In the example shown in FIGS. 8, 9 and 10, an example curtain trolley 86 includes a pair of rollers 88 mounted to a frame 90 comprising a unitary piece of sheet metal. Each roller 88 is an example of a roller apparatus, wherein the term, “roller apparatus” refers to one or more rollers rotatable about a single linear axis. Examples of a roller apparatus include a single roller on one axle, two collinear rollers on the same axle, and any plurality of collinear rollers sharing the same axle. Frame 90 is bent or formed in a V-shape having a first leg 90a and a second leg 90b extending upward from a lower section 90c. In some examples, first and second legs 90a and 90b have, respectively, first and second substantially flat faces 92a and 92b that face downward or away from the track 14. First and second substantially flat faces 92a and 92b define a pair of planes 94a and 94b, respectively, that intersect along a line 96 proximate lower section 90c.

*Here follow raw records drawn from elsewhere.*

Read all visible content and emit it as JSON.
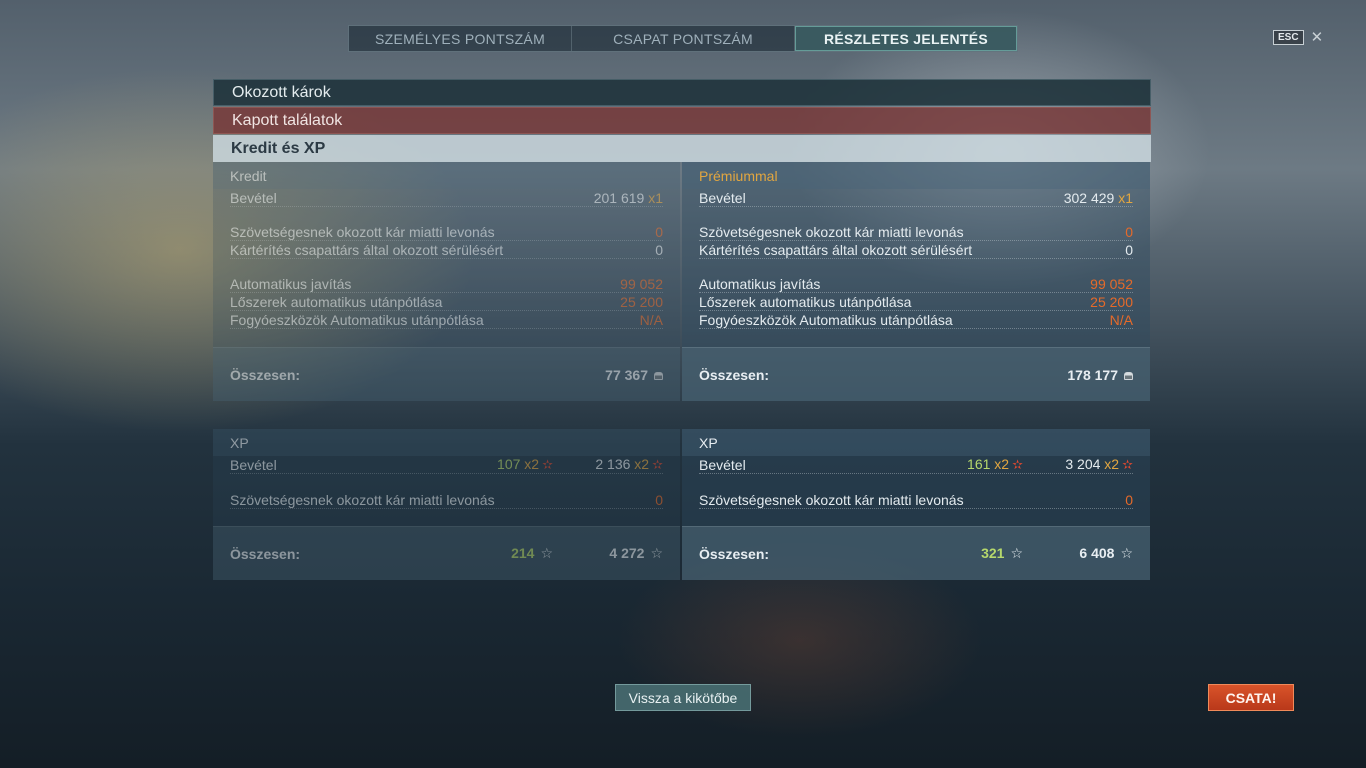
{
  "tabs": [
    {
      "label": "SZEMÉLYES PONTSZÁM"
    },
    {
      "label": "CSAPAT PONTSZÁM"
    },
    {
      "label": "RÉSZLETES JELENTÉS"
    }
  ],
  "esc": {
    "key_label": "ESC",
    "close_glyph": "✕"
  },
  "sections": {
    "damage": "Okozott károk",
    "hits": "Kapott találatok",
    "credit_xp": "Kredit és XP"
  },
  "credit": {
    "standard": {
      "title": "Kredit",
      "income_label": "Bevétel",
      "income_value": "201 619",
      "income_mult": "x1",
      "ally_damage_label": "Szövetségesnek okozott kár miatti levonás",
      "ally_damage_value": "0",
      "compensation_label": "Kártérítés csapattárs által okozott sérülésért",
      "compensation_value": "0",
      "repair_label": "Automatikus javítás",
      "repair_value": "99 052",
      "ammo_label": "Lőszerek automatikus utánpótlása",
      "ammo_value": "25 200",
      "consumables_label": "Fogyóeszközök Automatikus utánpótlása",
      "consumables_value": "N/A",
      "total_label": "Összesen:",
      "total_value": "77 367"
    },
    "premium": {
      "title": "Prémiummal",
      "income_label": "Bevétel",
      "income_value": "302 429",
      "income_mult": "x1",
      "ally_damage_label": "Szövetségesnek okozott kár miatti levonás",
      "ally_damage_value": "0",
      "compensation_label": "Kártérítés csapattárs által okozott sérülésért",
      "compensation_value": "0",
      "repair_label": "Automatikus javítás",
      "repair_value": "99 052",
      "ammo_label": "Lőszerek automatikus utánpótlása",
      "ammo_value": "25 200",
      "consumables_label": "Fogyóeszközök Automatikus utánpótlása",
      "consumables_value": "N/A",
      "total_label": "Összesen:",
      "total_value": "178 177"
    }
  },
  "xp": {
    "standard": {
      "title": "XP",
      "income_label": "Bevétel",
      "income_value_1": "107",
      "income_mult_1": "x2",
      "income_value_2": "2 136",
      "income_mult_2": "x2",
      "ally_damage_label": "Szövetségesnek okozott kár miatti levonás",
      "ally_damage_value": "0",
      "total_label": "Összesen:",
      "total_value_1": "214",
      "total_value_2": "4 272"
    },
    "premium": {
      "title": "XP",
      "income_label": "Bevétel",
      "income_value_1": "161",
      "income_mult_1": "x2",
      "income_value_2": "3 204",
      "income_mult_2": "x2",
      "ally_damage_label": "Szövetségesnek okozott kár miatti levonás",
      "ally_damage_value": "0",
      "total_label": "Összesen:",
      "total_value_1": "321",
      "total_value_2": "6 408"
    }
  },
  "buttons": {
    "back": "Vissza a kikötőbe",
    "battle": "CSATA!"
  },
  "icons": {
    "credit": "credit-coin-icon",
    "xp_star": "xp-star-icon",
    "multiplier_star": "multiplier-star-icon",
    "close": "close-icon"
  },
  "colors": {
    "accent_orange": "#e56a2a",
    "premium_gold": "#e2a640",
    "xp_green": "#b6d86c",
    "battle_red": "#c9441f"
  }
}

A first axle 98 defining a first axis 100 connects a first roller 88 to first leg 90a, and a second axle 102 defining a second axis 104 connects a second roller 88 to second leg 90b. In some examples, axles 98 and 102 are standard shoulder screws. First and second axles 98 and 102 are attached to frame 90 and extend upward from first and second anchor points 105 and 106, respectively. With frame 90 being generally V-shaped, axles 98 and 102 are tilted out of parallel alignment with each other.

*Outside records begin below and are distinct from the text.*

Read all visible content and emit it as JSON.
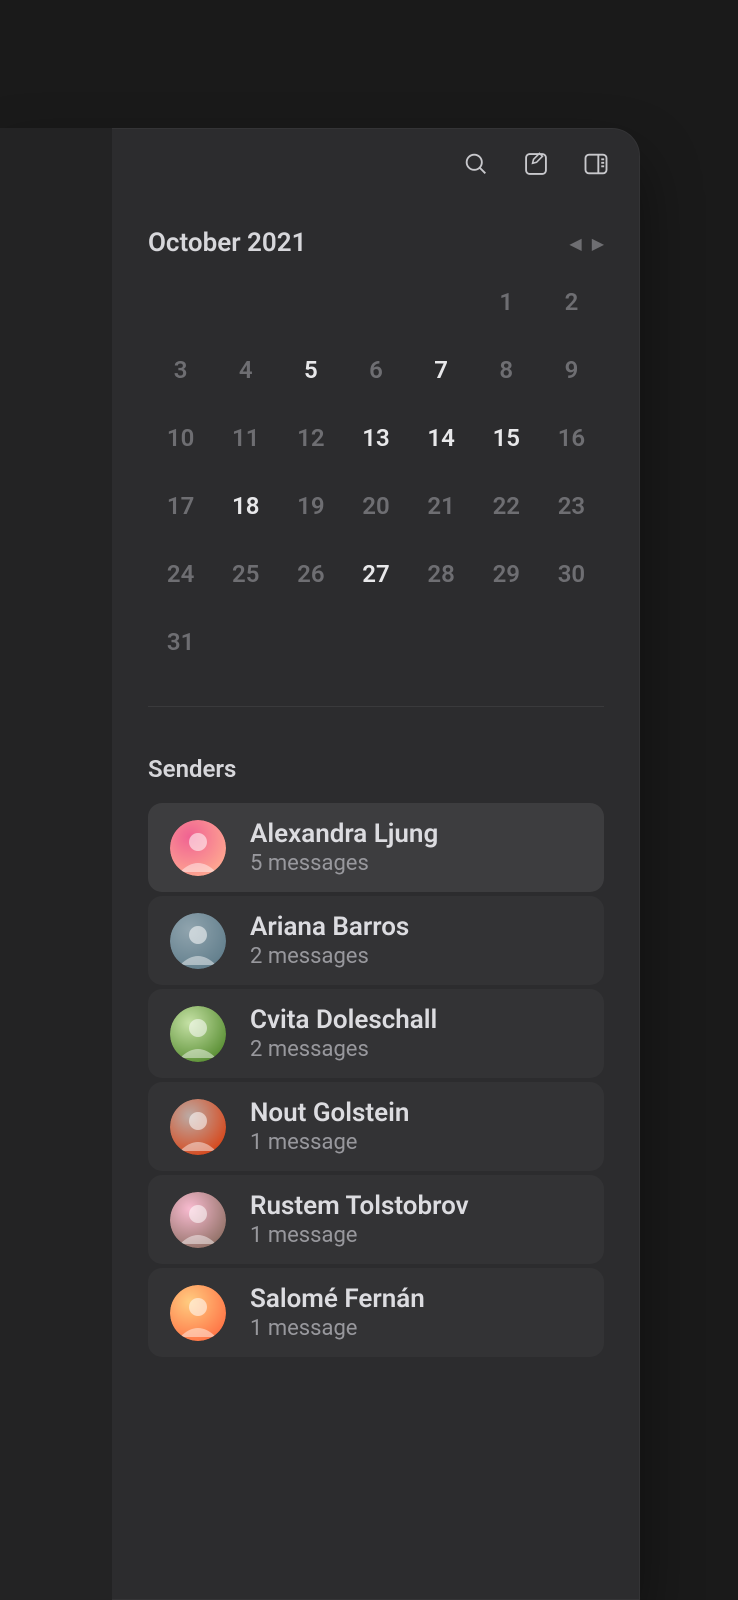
{
  "toolbar": {
    "search_icon": "search",
    "compose_icon": "compose",
    "panel_icon": "panel-toggle"
  },
  "calendar": {
    "title": "October 2021",
    "days": [
      {
        "n": "",
        "active": false
      },
      {
        "n": "",
        "active": false
      },
      {
        "n": "",
        "active": false
      },
      {
        "n": "",
        "active": false
      },
      {
        "n": "",
        "active": false
      },
      {
        "n": "1",
        "active": false
      },
      {
        "n": "2",
        "active": false
      },
      {
        "n": "3",
        "active": false
      },
      {
        "n": "4",
        "active": false
      },
      {
        "n": "5",
        "active": true
      },
      {
        "n": "6",
        "active": false
      },
      {
        "n": "7",
        "active": true
      },
      {
        "n": "8",
        "active": false
      },
      {
        "n": "9",
        "active": false
      },
      {
        "n": "10",
        "active": false
      },
      {
        "n": "11",
        "active": false
      },
      {
        "n": "12",
        "active": false
      },
      {
        "n": "13",
        "active": true
      },
      {
        "n": "14",
        "active": true
      },
      {
        "n": "15",
        "active": true
      },
      {
        "n": "16",
        "active": false
      },
      {
        "n": "17",
        "active": false
      },
      {
        "n": "18",
        "active": true
      },
      {
        "n": "19",
        "active": false
      },
      {
        "n": "20",
        "active": false
      },
      {
        "n": "21",
        "active": false
      },
      {
        "n": "22",
        "active": false
      },
      {
        "n": "23",
        "active": false
      },
      {
        "n": "24",
        "active": false
      },
      {
        "n": "25",
        "active": false
      },
      {
        "n": "26",
        "active": false
      },
      {
        "n": "27",
        "active": true
      },
      {
        "n": "28",
        "active": false
      },
      {
        "n": "29",
        "active": false
      },
      {
        "n": "30",
        "active": false
      },
      {
        "n": "31",
        "active": false
      }
    ]
  },
  "senders": {
    "title": "Senders",
    "items": [
      {
        "name": "Alexandra Ljung",
        "count": "5 messages",
        "selected": true,
        "avatar_colors": [
          "#f06292",
          "#ffab91"
        ]
      },
      {
        "name": "Ariana Barros",
        "count": "2 messages",
        "selected": false,
        "avatar_colors": [
          "#90a4ae",
          "#607d8b"
        ]
      },
      {
        "name": "Cvita Doleschall",
        "count": "2 messages",
        "selected": false,
        "avatar_colors": [
          "#c5e1a5",
          "#558b2f"
        ]
      },
      {
        "name": "Nout Golstein",
        "count": "1 message",
        "selected": false,
        "avatar_colors": [
          "#bcaaa4",
          "#d84315"
        ]
      },
      {
        "name": "Rustem Tolstobrov",
        "count": "1 message",
        "selected": false,
        "avatar_colors": [
          "#f8bbd0",
          "#8d6e63"
        ]
      },
      {
        "name": "Salomé Fernán",
        "count": "1 message",
        "selected": false,
        "avatar_colors": [
          "#ffcc80",
          "#ff7043"
        ]
      }
    ]
  }
}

To promote drainage from frame 90 and thus avoid harboring bacteria, curtain trolley 86 has a curtain hanging point or hook 108 that is offset relative to (e.g., the axes 100 and 104 of) rollers 88 so that curtain trolley 86 hangs from track 14 at an angle 110 while supporting curtain 10, as shown in FIG. 10. In other words, the trolley 86 has rollers 88 that are horizontally offset by a dimension 114 relative to a point 108 from which the curtain 10 hangs so that the weight of the curtain 10 tilts the curtain trolley 86 to promote liquid runoff from the frame 90. Specifically, axes 100 and 104 lie along and define a plane 112, and hanging point 108 is offset and spaced apart from plane 112 as indicated by dimension 114 in FIG. 9.

Although certain example methods, apparatus and articles of manufacture have been described herein, the scope of the coverage of this patent is not limited thereto. On the contrary, this patent covers all methods, apparatus and articles of manufacture fairly falling within the scope of the appended claims either literally or under the doctrine of equivalents.